Commentary: Auto industry cuts across American dream

American workers in Detroit's auto industry.
American workers in Detroit's auto industry. Regina H. Boone / Detroit Free Press / MCT

Yes, we're all looking forward to Thanksgiving, and our reasons to give thanks will again be manifold. Mostly, they'll involve our families, the relationships that endure through thick and thin.

But speaking of thin, the question has to be asked: Has the American economy gone fundamentally kerflooey? This is an economy, after all, that's built on our two most precious material possessions – our houses and our cars. That's right, houses and cars. The last time anything cratered that badly, the dinosaurs knew it was all over.

Home ownership is said to be at the heart of the American Dream. For too many, it's now the bogeyman in the American Nightmare. When you can't pay, you can't stay, as the saying goes, and innumerable families have had to pack up and leave. Equity? Down the drain.
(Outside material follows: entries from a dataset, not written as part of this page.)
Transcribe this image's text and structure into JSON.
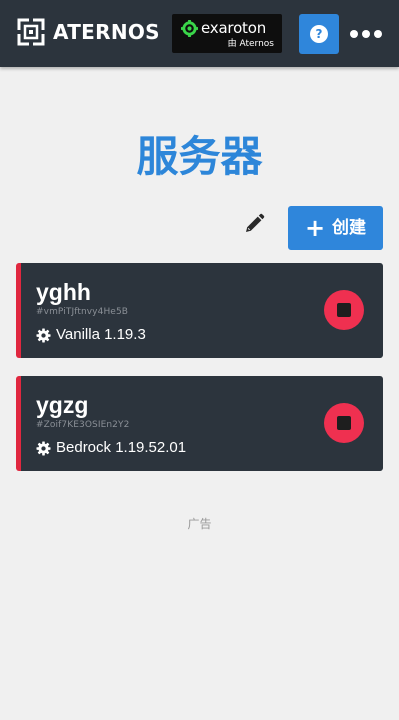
{
  "header": {
    "brand": "ATERNOS",
    "brand_icon": "aternos-logo-icon",
    "partner": {
      "name": "exaroton",
      "sub": "由 Aternos",
      "icon": "exaroton-logo-icon"
    },
    "help_icon": "?",
    "more_icon": "more-icon"
  },
  "page": {
    "title": "服务器",
    "create_label": "创建",
    "create_icon": "+",
    "edit_icon": "pencil-icon"
  },
  "servers": [
    {
      "name": "yghh",
      "id": "#vmPiTJftnvy4He5B",
      "software": "Vanilla 1.19.3",
      "status_color": "#e0273f",
      "action_icon": "stop-icon"
    },
    {
      "name": "ygzg",
      "id": "#Zoif7KE3OSIEn2Y2",
      "software": "Bedrock 1.19.52.01",
      "status_color": "#e0273f",
      "action_icon": "stop-icon"
    }
  ],
  "ad": {
    "label": "广告"
  },
  "colors": {
    "accent": "#2f86db",
    "title": "#2d86d9",
    "topbar": "#2c343d",
    "card": "#2c343d",
    "stop": "#ef3050",
    "background": "#f0f0f0"
  }
}
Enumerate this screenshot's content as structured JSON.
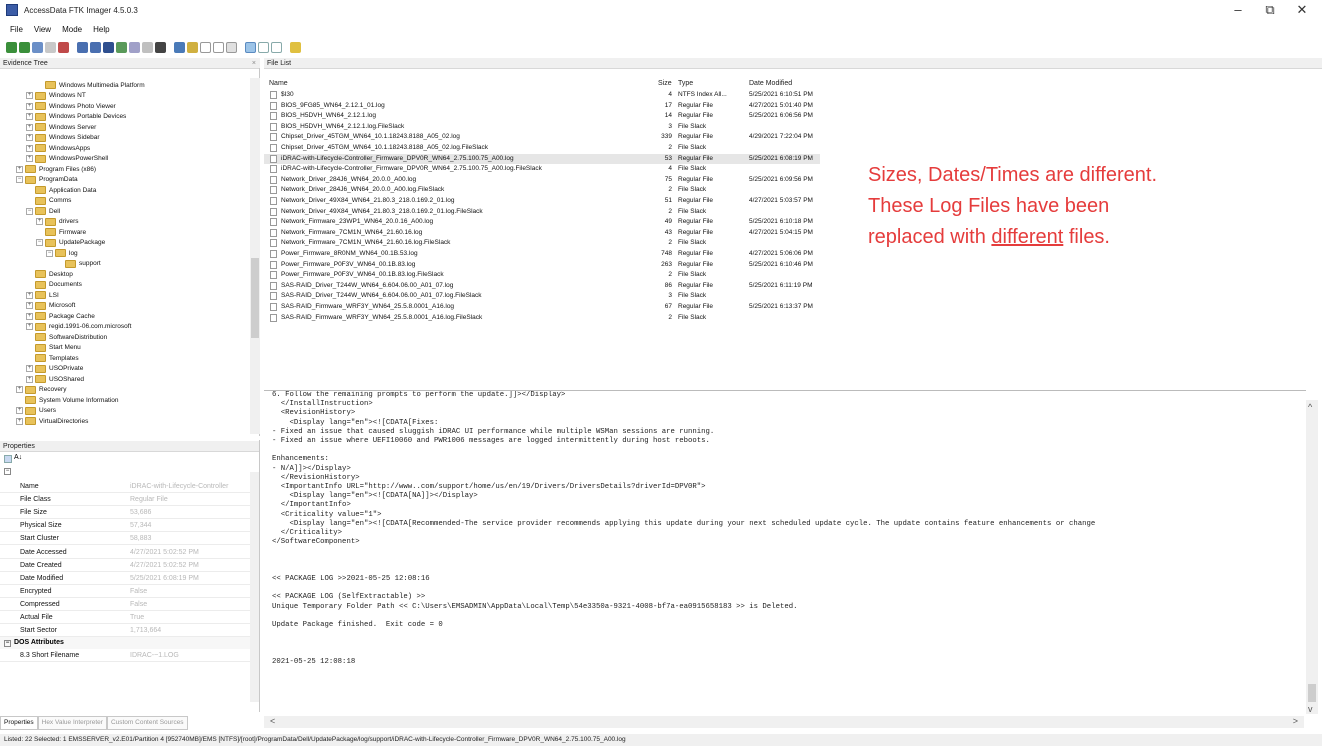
{
  "window": {
    "title": "AccessData FTK Imager 4.5.0.3",
    "controls": [
      "–",
      "⧉",
      "✕"
    ]
  },
  "menu": [
    "File",
    "View",
    "Mode",
    "Help"
  ],
  "panels": {
    "evidence_tree": "Evidence Tree",
    "file_list": "File List",
    "properties": "Properties"
  },
  "tree": [
    {
      "label": "Windows Multimedia Platform",
      "indent": 3,
      "exp": ""
    },
    {
      "label": "Windows NT",
      "indent": 2,
      "exp": "+"
    },
    {
      "label": "Windows Photo Viewer",
      "indent": 2,
      "exp": "+"
    },
    {
      "label": "Windows Portable Devices",
      "indent": 2,
      "exp": "+"
    },
    {
      "label": "Windows Server",
      "indent": 2,
      "exp": "+"
    },
    {
      "label": "Windows Sidebar",
      "indent": 2,
      "exp": "+"
    },
    {
      "label": "WindowsApps",
      "indent": 2,
      "exp": "+"
    },
    {
      "label": "WindowsPowerShell",
      "indent": 2,
      "exp": "+"
    },
    {
      "label": "Program Files (x86)",
      "indent": 1,
      "exp": "+"
    },
    {
      "label": "ProgramData",
      "indent": 1,
      "exp": "-"
    },
    {
      "label": "Application Data",
      "indent": 2,
      "exp": ""
    },
    {
      "label": "Comms",
      "indent": 2,
      "exp": ""
    },
    {
      "label": "Dell",
      "indent": 2,
      "exp": "-"
    },
    {
      "label": "drivers",
      "indent": 3,
      "exp": "+"
    },
    {
      "label": "Firmware",
      "indent": 3,
      "exp": ""
    },
    {
      "label": "UpdatePackage",
      "indent": 3,
      "exp": "-"
    },
    {
      "label": "log",
      "indent": 4,
      "exp": "-"
    },
    {
      "label": "support",
      "indent": 5,
      "exp": ""
    },
    {
      "label": "Desktop",
      "indent": 2,
      "exp": ""
    },
    {
      "label": "Documents",
      "indent": 2,
      "exp": ""
    },
    {
      "label": "LSI",
      "indent": 2,
      "exp": "+"
    },
    {
      "label": "Microsoft",
      "indent": 2,
      "exp": "+"
    },
    {
      "label": "Package Cache",
      "indent": 2,
      "exp": "+"
    },
    {
      "label": "regid.1991-06.com.microsoft",
      "indent": 2,
      "exp": "+"
    },
    {
      "label": "SoftwareDistribution",
      "indent": 2,
      "exp": ""
    },
    {
      "label": "Start Menu",
      "indent": 2,
      "exp": ""
    },
    {
      "label": "Templates",
      "indent": 2,
      "exp": ""
    },
    {
      "label": "USOPrivate",
      "indent": 2,
      "exp": "+"
    },
    {
      "label": "USOShared",
      "indent": 2,
      "exp": "+"
    },
    {
      "label": "Recovery",
      "indent": 1,
      "exp": "+"
    },
    {
      "label": "System Volume Information",
      "indent": 1,
      "exp": ""
    },
    {
      "label": "Users",
      "indent": 1,
      "exp": "+"
    },
    {
      "label": "VirtualDirectories",
      "indent": 1,
      "exp": "+"
    }
  ],
  "file_list": {
    "columns": {
      "name": "Name",
      "size": "Size",
      "type": "Type",
      "date": "Date Modified"
    },
    "rows": [
      {
        "name": "$I30",
        "size": "4",
        "type": "NTFS Index All...",
        "date": "5/25/2021 6:10:51 PM",
        "selected": false
      },
      {
        "name": "BIOS_9FG85_WN64_2.12.1_01.log",
        "size": "17",
        "type": "Regular File",
        "date": "4/27/2021 5:01:40 PM",
        "selected": false
      },
      {
        "name": "BIOS_H5DVH_WN64_2.12.1.log",
        "size": "14",
        "type": "Regular File",
        "date": "5/25/2021 6:06:56 PM",
        "selected": false
      },
      {
        "name": "BIOS_H5DVH_WN64_2.12.1.log.FileSlack",
        "size": "3",
        "type": "File Slack",
        "date": "",
        "selected": false
      },
      {
        "name": "Chipset_Driver_45TGM_WN64_10.1.18243.8188_A05_02.log",
        "size": "339",
        "type": "Regular File",
        "date": "4/29/2021 7:22:04 PM",
        "selected": false
      },
      {
        "name": "Chipset_Driver_45TGM_WN64_10.1.18243.8188_A05_02.log.FileSlack",
        "size": "2",
        "type": "File Slack",
        "date": "",
        "selected": false
      },
      {
        "name": "iDRAC-with-Lifecycle-Controller_Firmware_DPV0R_WN64_2.75.100.75_A00.log",
        "size": "53",
        "type": "Regular File",
        "date": "5/25/2021 6:08:19 PM",
        "selected": true
      },
      {
        "name": "iDRAC-with-Lifecycle-Controller_Firmware_DPV0R_WN64_2.75.100.75_A00.log.FileSlack",
        "size": "4",
        "type": "File Slack",
        "date": "",
        "selected": false
      },
      {
        "name": "Network_Driver_284J6_WN64_20.0.0_A00.log",
        "size": "75",
        "type": "Regular File",
        "date": "5/25/2021 6:09:56 PM",
        "selected": false
      },
      {
        "name": "Network_Driver_284J6_WN64_20.0.0_A00.log.FileSlack",
        "size": "2",
        "type": "File Slack",
        "date": "",
        "selected": false
      },
      {
        "name": "Network_Driver_49X84_WN64_21.80.3_218.0.169.2_01.log",
        "size": "51",
        "type": "Regular File",
        "date": "4/27/2021 5:03:57 PM",
        "selected": false
      },
      {
        "name": "Network_Driver_49X84_WN64_21.80.3_218.0.169.2_01.log.FileSlack",
        "size": "2",
        "type": "File Slack",
        "date": "",
        "selected": false
      },
      {
        "name": "Network_Firmware_23WP1_WN64_20.0.16_A00.log",
        "size": "49",
        "type": "Regular File",
        "date": "5/25/2021 6:10:18 PM",
        "selected": false
      },
      {
        "name": "Network_Firmware_7CM1N_WN64_21.60.16.log",
        "size": "43",
        "type": "Regular File",
        "date": "4/27/2021 5:04:15 PM",
        "selected": false
      },
      {
        "name": "Network_Firmware_7CM1N_WN64_21.60.16.log.FileSlack",
        "size": "2",
        "type": "File Slack",
        "date": "",
        "selected": false
      },
      {
        "name": "Power_Firmware_8R0NM_WN64_00.1B.53.log",
        "size": "748",
        "type": "Regular File",
        "date": "4/27/2021 5:06:06 PM",
        "selected": false
      },
      {
        "name": "Power_Firmware_P0F3V_WN64_00.1B.83.log",
        "size": "263",
        "type": "Regular File",
        "date": "5/25/2021 6:10:46 PM",
        "selected": false
      },
      {
        "name": "Power_Firmware_P0F3V_WN64_00.1B.83.log.FileSlack",
        "size": "2",
        "type": "File Slack",
        "date": "",
        "selected": false
      },
      {
        "name": "SAS-RAID_Driver_T244W_WN64_6.604.06.00_A01_07.log",
        "size": "86",
        "type": "Regular File",
        "date": "5/25/2021 6:11:19 PM",
        "selected": false
      },
      {
        "name": "SAS-RAID_Driver_T244W_WN64_6.604.06.00_A01_07.log.FileSlack",
        "size": "3",
        "type": "File Slack",
        "date": "",
        "selected": false
      },
      {
        "name": "SAS-RAID_Firmware_WRF3Y_WN64_25.5.8.0001_A16.log",
        "size": "67",
        "type": "Regular File",
        "date": "5/25/2021 6:13:37 PM",
        "selected": false
      },
      {
        "name": "SAS-RAID_Firmware_WRF3Y_WN64_25.5.8.0001_A16.log.FileSlack",
        "size": "2",
        "type": "File Slack",
        "date": "",
        "selected": false
      }
    ]
  },
  "annotation": {
    "line1": "Sizes, Dates/Times are different.",
    "line2": "These Log Files have been",
    "line3_pre": "replaced with ",
    "line3_u": "different",
    "line3_post": " files."
  },
  "properties": {
    "rows": [
      {
        "key": "Name",
        "value": "iDRAC-with-Lifecycle-Controller"
      },
      {
        "key": "File Class",
        "value": "Regular File"
      },
      {
        "key": "File Size",
        "value": "53,686"
      },
      {
        "key": "Physical Size",
        "value": "57,344"
      },
      {
        "key": "Start Cluster",
        "value": "58,883"
      },
      {
        "key": "Date Accessed",
        "value": "4/27/2021 5:02:52 PM"
      },
      {
        "key": "Date Created",
        "value": "4/27/2021 5:02:52 PM"
      },
      {
        "key": "Date Modified",
        "value": "5/25/2021 6:08:19 PM"
      },
      {
        "key": "Encrypted",
        "value": "False"
      },
      {
        "key": "Compressed",
        "value": "False"
      },
      {
        "key": "Actual File",
        "value": "True"
      },
      {
        "key": "Start Sector",
        "value": "1,713,664"
      }
    ],
    "group": "DOS Attributes",
    "group_row": {
      "key": "8.3 Short Filename",
      "value": "IDRAC-~1.LOG"
    },
    "sort_icon": "A↓"
  },
  "bottom_tabs": [
    "Properties",
    "Hex Value Interpreter",
    "Custom Content Sources"
  ],
  "viewer_text": "6. Follow the remaining prompts to perform the update.]]></Display>\n  </InstallInstruction>\n  <RevisionHistory>\n    <Display lang=\"en\"><![CDATA[Fixes:\n- Fixed an issue that caused sluggish iDRAC UI performance while multiple WSMan sessions are running.\n- Fixed an issue where UEFI10060 and PWR1006 messages are logged intermittently during host reboots.\n\nEnhancements:\n- N/A]]></Display>\n  </RevisionHistory>\n  <ImportantInfo URL=\"http://www..com/support/home/us/en/19/Drivers/DriversDetails?driverId=DPV0R\">\n    <Display lang=\"en\"><![CDATA[NA]]></Display>\n  </ImportantInfo>\n  <Criticality value=\"1\">\n    <Display lang=\"en\"><![CDATA[Recommended-The service provider recommends applying this update during your next scheduled update cycle. The update contains feature enhancements or change\n  </Criticality>\n</SoftwareComponent>\n\n\n\n<< PACKAGE LOG >>2021-05-25 12:08:16\n\n<< PACKAGE LOG (SelfExtractable) >>\nUnique Temporary Folder Path << C:\\Users\\EMSADMIN\\AppData\\Local\\Temp\\54e3350a-9321-4008-bf7a-ea0915658183 >> is Deleted.\n\nUpdate Package finished.  Exit code = 0\n\n\n\n2021-05-25 12:08:18",
  "status_bar": "Listed: 22  Selected: 1   EMSSERVER_v2.E01/Partition 4 [952740MB]/EMS [NTFS]/[root]/ProgramData/Dell/UpdatePackage/log/support/iDRAC-with-Lifecycle-Controller_Firmware_DPV0R_WN64_2.75.100.75_A00.log",
  "colors": {
    "annotation": "#e53c3c",
    "folder": "#e8c25a",
    "selection": "#e6e6e6"
  }
}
Falling home values – not to mention dwindling retirement funds and the dangling sword of layoffs – make consumers retract into their shells like besieged box turtles. Even ordinary folks, when their houses were appreciating along with their 401(k)s, could begin to feel just a little bit rich. Was it really pride we were feeling, setting ourselves up for the inevitable fall?

A housing market in the throes spells trouble across whole fields of business: construction, building materials, furniture, appliances. The symptoms of an auto industry in crisis are similarly dire.

Detroit may still be the industry's U.S. heart, but auto manufacturing and its related supply activities are spread throughout the country. In North Carolina, as was reported the other day, a quarter of all manufacturing jobs have a motor vehicle industry tie-in. Just think of this sector's sweep. The construction of roads. The production of fuel. The mining of iron and other raw materials. The manufacture of steel. Fabrics. Rubber. Then, there's the business of selling and servicing.

Activities at the core of our daily lives all depend on being able to crank an engine – getting to work, getting to school, getting to the store, getting products to the store so we can buy them.

But car sales have fallen off a cliff as people have seen their disposable incomes shrink and as credit has dried up. GM, Ford and Chrysler are reduced to begging Uncle Sam for handouts to try to forestall bankruptcy.

Perhaps their misfortune would be the gain of Toyota, Honda and other foreign-owned car companies with large U.S. operations – companies that have done a better job sorting out marketability and profitability. The South, where the Japanese and European companies have tended to set up shop, would logically benefit from a shift in the industry's center of gravity. Still, a bankruptcy bomb exploding in Detroit would mean unpleasant fallout from coast to coast.

Detroit – that's where my father grew up. He did some part-time work in an auto plant, I think it was Dodge, to help pay for college. Then he left, heading east to work for the federal government. He was an only child who had immigrated when he was 10, and his only kin in this country besides his parents was a cousin.

She was married to an auto worker. Their last name was Skyzinsky or something close to that. We visited them a few times; they had kids about the same age as my two sisters and I.

Their walls were bedecked with religious art. Displayed just as prominently as a portrait of Jesus was a large framed photo of Walter Reuther, the sainted UAW leader. This family understood its debt to the union, to the labor champions who had endured the strikes and the goons and the beatings.

My mother's parents also had an auto industry foothold of sorts. My grandfather, settling down from a job as a traveling tire salesman, became the proprietor of Beechley's Tire & Battery Shop, the place to go in Nappanee, Ind., for auto supplies, repairs or a tank of gas. (The brand, now defunct, was DX.) When my mother, also an only child, became old enough, she would pump gas for customers while her dad went home for lunch.

A NAPA store was operating on the site the last time I visited Nappanee, which is not too far from South Bend – host not only to Notre Dame but also to the Studebaker National Museum. Go if you can. It showcases in the Studebaker company's home city some of the most distinctive American cars ever built. Luxurious Packards, too – the companies merged in the mid-1950s to try to stave off disaster at the hands of the Big Three. What goes around ...

Have we come to the point where we can anticipate a General Motors National Museum, or Ford Motor Co., or Chrysler, memorializing all those Corvettes, Continentals, Chargers and 'Cudas of the glory years? In Detroit, naturally – I'd buy a ticket. But to see our auto industry turned upside down and inside out, as could be about to happen, would inflict grievous economic pain on millions of Americans and their communities. Be especially thankful if you're not likely to be among them.